NASA InSight lander may have detected the first 'marsquake'

NASA's InSight lander may have detected its first quake on Mars, the space agency has announced. The 'marsquake' was recorded as a faint seismic signal by the rover's Seismic Experiment for Interior Structure (SEIS) instrument on April 6. This is the first time humans have recorded quaking that originates from within the planet rather than from something on the surface.

In its announcement today, NASA said experts are still analyzing InSight's data to determine whether it was, in fact, caused by a 'marsquake.' Assuming it does end up being a quake, this would be the first time humans have detected such activity on the Red Planet, adding a new milestone to NASA's achievements. The instrument was able to pick up on the very weak trembling due to Mars' 'extremely quiet' surface.

The weak nature of this seismic event means NASA didn't get any 'solid data' on the planet's interior, according to NASA. The event was similar to 'moonquakes' that had been detected on the Moon during NASA's Apollo missions. Thousands of quakes were recorded on the Moon from 1969 to 1977.

InSight deployed its seismometer on the Mars landscape in mid-December 2018. Though NASA is calling this the first likely marsquake, the space agency says three other possible seismic signals were detected on March 14, April 10, and April 11. However, NASA says the signals were weaker and 'more ambiguous.'

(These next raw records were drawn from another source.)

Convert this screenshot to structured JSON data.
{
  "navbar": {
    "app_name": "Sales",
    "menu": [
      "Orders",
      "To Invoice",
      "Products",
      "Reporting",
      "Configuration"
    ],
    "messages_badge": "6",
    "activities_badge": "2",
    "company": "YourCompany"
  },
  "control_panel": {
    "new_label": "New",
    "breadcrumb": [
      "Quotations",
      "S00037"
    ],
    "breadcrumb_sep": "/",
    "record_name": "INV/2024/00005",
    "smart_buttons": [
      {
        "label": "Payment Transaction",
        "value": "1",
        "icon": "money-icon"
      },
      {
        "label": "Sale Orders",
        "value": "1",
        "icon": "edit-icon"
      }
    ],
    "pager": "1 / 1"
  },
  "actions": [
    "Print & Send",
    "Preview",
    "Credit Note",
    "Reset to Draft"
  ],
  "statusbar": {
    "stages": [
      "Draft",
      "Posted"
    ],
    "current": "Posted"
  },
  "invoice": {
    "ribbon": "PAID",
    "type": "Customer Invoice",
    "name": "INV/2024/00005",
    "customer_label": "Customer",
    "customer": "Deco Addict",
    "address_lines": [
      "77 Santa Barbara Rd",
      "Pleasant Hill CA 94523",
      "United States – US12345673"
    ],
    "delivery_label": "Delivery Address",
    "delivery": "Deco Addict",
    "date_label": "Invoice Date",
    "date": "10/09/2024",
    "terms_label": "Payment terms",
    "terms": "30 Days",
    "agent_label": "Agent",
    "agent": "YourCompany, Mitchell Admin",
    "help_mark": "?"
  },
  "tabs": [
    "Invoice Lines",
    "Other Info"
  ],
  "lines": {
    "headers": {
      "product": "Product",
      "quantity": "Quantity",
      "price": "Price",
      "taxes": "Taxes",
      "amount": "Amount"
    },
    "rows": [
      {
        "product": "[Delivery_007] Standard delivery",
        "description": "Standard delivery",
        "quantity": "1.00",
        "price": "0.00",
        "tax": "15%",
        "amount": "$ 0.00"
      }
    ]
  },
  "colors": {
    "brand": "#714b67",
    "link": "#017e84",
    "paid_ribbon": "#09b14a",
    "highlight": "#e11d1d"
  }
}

Unlike earthquakes, which result from the movement of tectonic plates, marsquakes are the result of stress created by a continuous cooling and contraction process. The stress builds and builds, eventually becoming strong enough to break the crust, resulting in a detectable quake. This is expected to be the first of multiple marsquakes detected by the SEIS instrument.